-------- Records shown --------

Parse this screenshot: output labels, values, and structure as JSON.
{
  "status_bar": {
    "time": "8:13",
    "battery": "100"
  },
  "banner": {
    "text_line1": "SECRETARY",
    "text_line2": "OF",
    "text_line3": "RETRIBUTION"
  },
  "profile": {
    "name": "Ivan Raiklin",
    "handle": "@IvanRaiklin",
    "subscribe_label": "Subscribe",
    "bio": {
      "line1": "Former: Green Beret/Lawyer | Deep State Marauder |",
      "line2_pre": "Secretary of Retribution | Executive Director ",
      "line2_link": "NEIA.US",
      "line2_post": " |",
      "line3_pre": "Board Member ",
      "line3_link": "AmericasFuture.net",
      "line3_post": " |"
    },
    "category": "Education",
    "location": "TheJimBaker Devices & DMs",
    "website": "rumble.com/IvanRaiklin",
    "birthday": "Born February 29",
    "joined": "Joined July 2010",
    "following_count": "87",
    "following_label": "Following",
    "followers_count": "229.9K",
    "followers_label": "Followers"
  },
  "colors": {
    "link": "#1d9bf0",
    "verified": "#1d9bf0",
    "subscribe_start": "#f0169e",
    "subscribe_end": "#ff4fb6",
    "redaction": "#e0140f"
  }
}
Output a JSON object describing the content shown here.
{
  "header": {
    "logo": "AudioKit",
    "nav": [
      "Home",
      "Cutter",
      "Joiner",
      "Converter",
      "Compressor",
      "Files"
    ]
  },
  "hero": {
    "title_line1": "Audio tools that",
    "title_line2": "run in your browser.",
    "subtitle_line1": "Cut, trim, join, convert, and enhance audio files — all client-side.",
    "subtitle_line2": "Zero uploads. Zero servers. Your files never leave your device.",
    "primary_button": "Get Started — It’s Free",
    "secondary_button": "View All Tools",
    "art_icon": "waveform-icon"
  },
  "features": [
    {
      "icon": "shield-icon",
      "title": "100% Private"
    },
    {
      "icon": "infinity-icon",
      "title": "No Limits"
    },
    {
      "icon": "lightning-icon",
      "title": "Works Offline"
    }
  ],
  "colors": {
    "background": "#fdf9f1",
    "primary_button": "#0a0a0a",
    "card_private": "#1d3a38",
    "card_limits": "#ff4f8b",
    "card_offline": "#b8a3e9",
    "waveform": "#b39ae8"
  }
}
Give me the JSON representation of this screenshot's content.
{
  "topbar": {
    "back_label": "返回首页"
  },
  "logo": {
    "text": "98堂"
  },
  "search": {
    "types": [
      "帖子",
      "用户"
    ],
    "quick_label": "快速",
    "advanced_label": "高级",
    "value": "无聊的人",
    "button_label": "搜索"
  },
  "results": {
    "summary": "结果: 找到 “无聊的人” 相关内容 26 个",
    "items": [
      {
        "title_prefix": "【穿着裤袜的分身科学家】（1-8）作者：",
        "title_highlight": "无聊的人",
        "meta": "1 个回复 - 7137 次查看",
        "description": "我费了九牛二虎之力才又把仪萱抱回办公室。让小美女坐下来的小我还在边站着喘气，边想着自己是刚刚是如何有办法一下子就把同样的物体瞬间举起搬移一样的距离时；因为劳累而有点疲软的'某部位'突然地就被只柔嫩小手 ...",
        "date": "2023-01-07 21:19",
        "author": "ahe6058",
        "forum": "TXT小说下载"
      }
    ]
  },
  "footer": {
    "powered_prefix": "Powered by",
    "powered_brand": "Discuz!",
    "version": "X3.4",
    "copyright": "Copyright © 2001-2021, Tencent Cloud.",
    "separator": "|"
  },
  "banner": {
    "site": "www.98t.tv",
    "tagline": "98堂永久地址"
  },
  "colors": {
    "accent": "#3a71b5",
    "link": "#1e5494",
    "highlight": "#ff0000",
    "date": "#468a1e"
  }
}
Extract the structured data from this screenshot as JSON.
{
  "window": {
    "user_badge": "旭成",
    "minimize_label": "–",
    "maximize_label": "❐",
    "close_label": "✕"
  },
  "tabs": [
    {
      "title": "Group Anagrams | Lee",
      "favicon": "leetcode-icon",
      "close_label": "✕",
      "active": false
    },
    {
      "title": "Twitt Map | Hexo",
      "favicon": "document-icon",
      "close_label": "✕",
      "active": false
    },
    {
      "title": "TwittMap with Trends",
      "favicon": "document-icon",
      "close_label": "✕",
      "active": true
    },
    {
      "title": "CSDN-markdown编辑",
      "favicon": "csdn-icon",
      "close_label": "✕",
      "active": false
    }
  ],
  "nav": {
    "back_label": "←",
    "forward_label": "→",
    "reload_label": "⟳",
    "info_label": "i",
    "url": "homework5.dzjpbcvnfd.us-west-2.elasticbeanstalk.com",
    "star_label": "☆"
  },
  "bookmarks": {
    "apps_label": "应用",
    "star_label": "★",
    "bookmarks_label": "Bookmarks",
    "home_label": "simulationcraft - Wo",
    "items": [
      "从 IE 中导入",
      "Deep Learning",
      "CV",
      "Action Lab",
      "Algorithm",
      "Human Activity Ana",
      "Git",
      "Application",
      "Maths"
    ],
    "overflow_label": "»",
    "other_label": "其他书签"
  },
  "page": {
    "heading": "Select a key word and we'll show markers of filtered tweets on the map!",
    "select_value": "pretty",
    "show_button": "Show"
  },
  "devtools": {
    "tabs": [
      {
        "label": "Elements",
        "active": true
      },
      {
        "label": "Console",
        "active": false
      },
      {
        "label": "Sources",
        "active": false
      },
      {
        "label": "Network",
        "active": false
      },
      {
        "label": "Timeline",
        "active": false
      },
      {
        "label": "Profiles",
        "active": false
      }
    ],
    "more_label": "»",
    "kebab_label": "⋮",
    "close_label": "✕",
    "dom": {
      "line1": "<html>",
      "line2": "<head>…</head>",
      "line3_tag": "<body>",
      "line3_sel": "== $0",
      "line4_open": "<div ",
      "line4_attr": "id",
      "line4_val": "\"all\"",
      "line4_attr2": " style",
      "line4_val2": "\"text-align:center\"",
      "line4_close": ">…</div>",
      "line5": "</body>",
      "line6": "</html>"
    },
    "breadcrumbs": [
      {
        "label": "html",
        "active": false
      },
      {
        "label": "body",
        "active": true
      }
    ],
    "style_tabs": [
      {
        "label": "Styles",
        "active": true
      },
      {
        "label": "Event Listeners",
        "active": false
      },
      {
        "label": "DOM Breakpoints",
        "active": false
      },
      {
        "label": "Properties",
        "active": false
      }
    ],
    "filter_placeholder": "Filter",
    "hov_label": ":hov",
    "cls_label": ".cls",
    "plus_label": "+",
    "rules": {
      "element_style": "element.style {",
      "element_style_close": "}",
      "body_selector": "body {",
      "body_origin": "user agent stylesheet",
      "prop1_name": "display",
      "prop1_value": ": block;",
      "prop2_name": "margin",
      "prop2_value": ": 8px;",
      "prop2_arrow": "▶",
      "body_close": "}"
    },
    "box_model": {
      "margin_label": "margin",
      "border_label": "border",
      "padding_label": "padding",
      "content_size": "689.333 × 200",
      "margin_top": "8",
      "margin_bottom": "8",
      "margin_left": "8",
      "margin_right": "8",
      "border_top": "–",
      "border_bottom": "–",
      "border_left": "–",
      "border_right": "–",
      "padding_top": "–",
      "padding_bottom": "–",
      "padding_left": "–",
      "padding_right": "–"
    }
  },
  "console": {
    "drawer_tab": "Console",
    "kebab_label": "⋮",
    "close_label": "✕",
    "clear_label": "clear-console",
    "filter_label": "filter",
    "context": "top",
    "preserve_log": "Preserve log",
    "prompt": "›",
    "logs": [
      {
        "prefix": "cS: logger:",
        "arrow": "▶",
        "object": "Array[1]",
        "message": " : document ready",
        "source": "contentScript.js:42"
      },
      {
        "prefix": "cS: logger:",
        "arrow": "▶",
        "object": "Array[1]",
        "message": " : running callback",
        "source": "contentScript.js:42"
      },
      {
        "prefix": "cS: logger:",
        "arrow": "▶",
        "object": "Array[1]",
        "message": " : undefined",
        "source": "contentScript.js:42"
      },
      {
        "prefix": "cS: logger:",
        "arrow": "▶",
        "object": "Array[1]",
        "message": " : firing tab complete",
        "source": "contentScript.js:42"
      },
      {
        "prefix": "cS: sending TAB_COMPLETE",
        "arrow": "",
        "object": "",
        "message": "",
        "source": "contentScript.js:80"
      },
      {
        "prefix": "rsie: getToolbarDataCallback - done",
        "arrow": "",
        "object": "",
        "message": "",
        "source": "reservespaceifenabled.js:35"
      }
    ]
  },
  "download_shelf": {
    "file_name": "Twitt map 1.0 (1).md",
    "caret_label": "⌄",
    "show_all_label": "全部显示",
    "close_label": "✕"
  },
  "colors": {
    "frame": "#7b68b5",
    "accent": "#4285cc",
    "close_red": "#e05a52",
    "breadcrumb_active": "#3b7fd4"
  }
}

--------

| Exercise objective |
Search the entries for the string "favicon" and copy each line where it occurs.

| Answer section |
      "favicon": "leetcode-icon",
      "favicon": "document-icon",
      "favicon": "document-icon",
      "favicon": "csdn-icon",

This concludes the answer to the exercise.